All this is a philosophical partial retreat from objectivity, it is about finding a ‘new balance’ between the modern understanding of kerygma and dogma and how to achieve the frame of mind best suited to acquire the necessary ‘subjectivity’ for aesthetic experience. It is an acknowledgement of the need for a “phenomenological” view of life – I am referring to the philosophical tradition which started with Edmund Husserl (1859-1938) and which includes Heidegger, Merleau-Ponty and Jean-Paul Sartre. According to this view² it is the unique relationship between the taster and the wine which is tasted which sums up the experience and it is not possible to separate the two poles of the experience if it is to be truly represented. We owe it to ourselves to approach the pleasurable experience from beautiful wine with wonder and anticipation, without too much knowledge and definitely without prejudice.
¹In some interesting work done by the Virtual Reality Research Group at Oxford University a virtual reality room was designed that could grow or shrink as volunteers walked through it. It was found that even if they enlarged the room by up to four times its original size, subjects failed to notice. They faithfully reproduced all the visual cues that we normally use to judge size and distance – including binocular disparity and motion parallax – yet the volunteers disregarded them in the light of their knowledge based on previous experience that rooms just don’t do that. Conclusion: "If your sensory information is very specific, you’ll go with that … but if it's poor or confusing, you'll go with your prior assumption".
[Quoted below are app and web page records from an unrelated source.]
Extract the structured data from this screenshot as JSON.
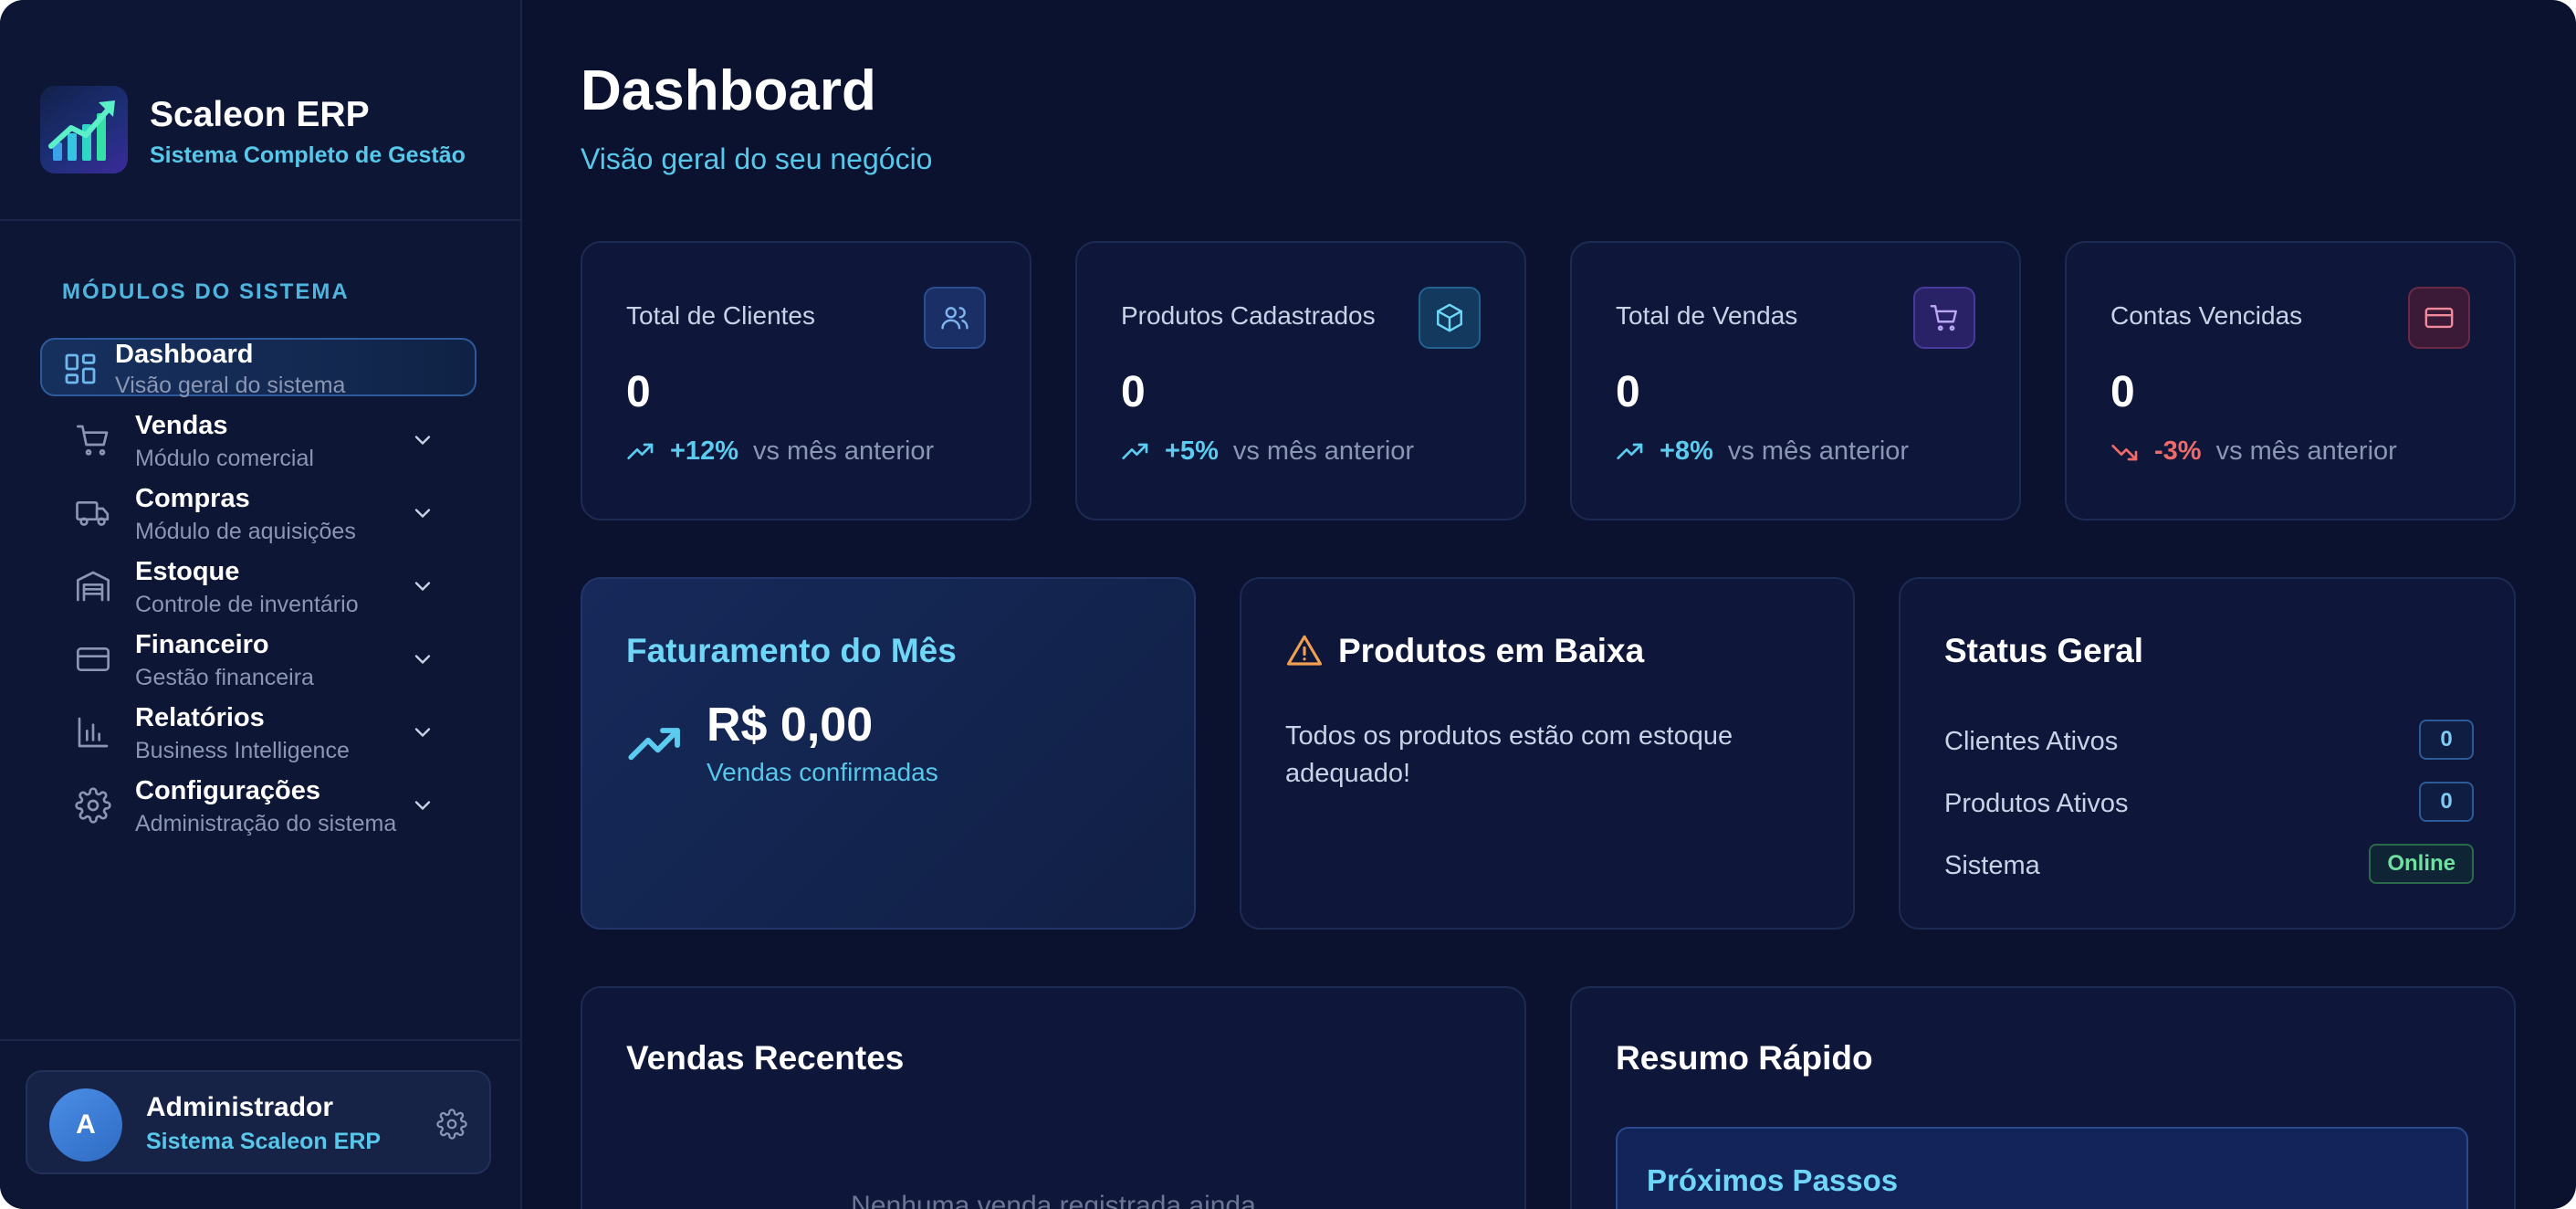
{
  "app": {
    "name": "Scaleon ERP",
    "tagline": "Sistema Completo de Gestão"
  },
  "sidebar": {
    "section_label": "MÓDULOS DO SISTEMA",
    "items": [
      {
        "title": "Dashboard",
        "subtitle": "Visão geral do sistema",
        "icon": "dashboard-grid-icon",
        "active": true
      },
      {
        "title": "Vendas",
        "subtitle": "Módulo comercial",
        "icon": "cart-icon"
      },
      {
        "title": "Compras",
        "subtitle": "Módulo de aquisições",
        "icon": "truck-icon"
      },
      {
        "title": "Estoque",
        "subtitle": "Controle de inventário",
        "icon": "warehouse-icon"
      },
      {
        "title": "Financeiro",
        "subtitle": "Gestão financeira",
        "icon": "credit-card-icon"
      },
      {
        "title": "Relatórios",
        "subtitle": "Business Intelligence",
        "icon": "bar-chart-icon"
      },
      {
        "title": "Configurações",
        "subtitle": "Administração do sistema",
        "icon": "gear-icon"
      }
    ],
    "user": {
      "initial": "A",
      "name": "Administrador",
      "role": "Sistema Scaleon ERP"
    }
  },
  "header": {
    "title": "Dashboard",
    "subtitle": "Visão geral do seu negócio"
  },
  "stats": [
    {
      "label": "Total de Clientes",
      "value": "0",
      "trend": "+12%",
      "trend_note": "vs mês anterior",
      "direction": "up",
      "icon": "users-icon",
      "color": "#5ccbf0"
    },
    {
      "label": "Produtos Cadastrados",
      "value": "0",
      "trend": "+5%",
      "trend_note": "vs mês anterior",
      "direction": "up",
      "icon": "package-icon",
      "color": "#5ccbf0"
    },
    {
      "label": "Total de Vendas",
      "value": "0",
      "trend": "+8%",
      "trend_note": "vs mês anterior",
      "direction": "up",
      "icon": "cart-icon",
      "color": "#5ccbf0"
    },
    {
      "label": "Contas Vencidas",
      "value": "0",
      "trend": "-3%",
      "trend_note": "vs mês anterior",
      "direction": "down",
      "icon": "credit-card-icon",
      "color": "#f06a6a"
    }
  ],
  "revenue": {
    "title": "Faturamento do Mês",
    "value": "R$ 0,00",
    "subtitle": "Vendas confirmadas"
  },
  "low_stock": {
    "title": "Produtos em Baixa",
    "message": "Todos os produtos estão com estoque adequado!"
  },
  "status": {
    "title": "Status Geral",
    "rows": [
      {
        "label": "Clientes Ativos",
        "value": "0"
      },
      {
        "label": "Produtos Ativos",
        "value": "0"
      },
      {
        "label": "Sistema",
        "value": "Online"
      }
    ]
  },
  "recent_sales": {
    "title": "Vendas Recentes",
    "empty": "Nenhuma venda registrada ainda"
  },
  "quick_summary": {
    "title": "Resumo Rápido",
    "next_steps_title": "Próximos Passos"
  }
}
²As Merleau-Ponty writes: The world is not problematical. The problem lies in our own inability to see what is there. The attitude of the phenomenologist, therefore, is not the attitude of the technician, with a bag of tools and methods … etc … Rather it is an attitude of wonder, of quiet inquisitive respect as one attempts to meet the world, to open a dialogue, to put himself in a position where the world will disclose itself to him in all its mystery and complexity.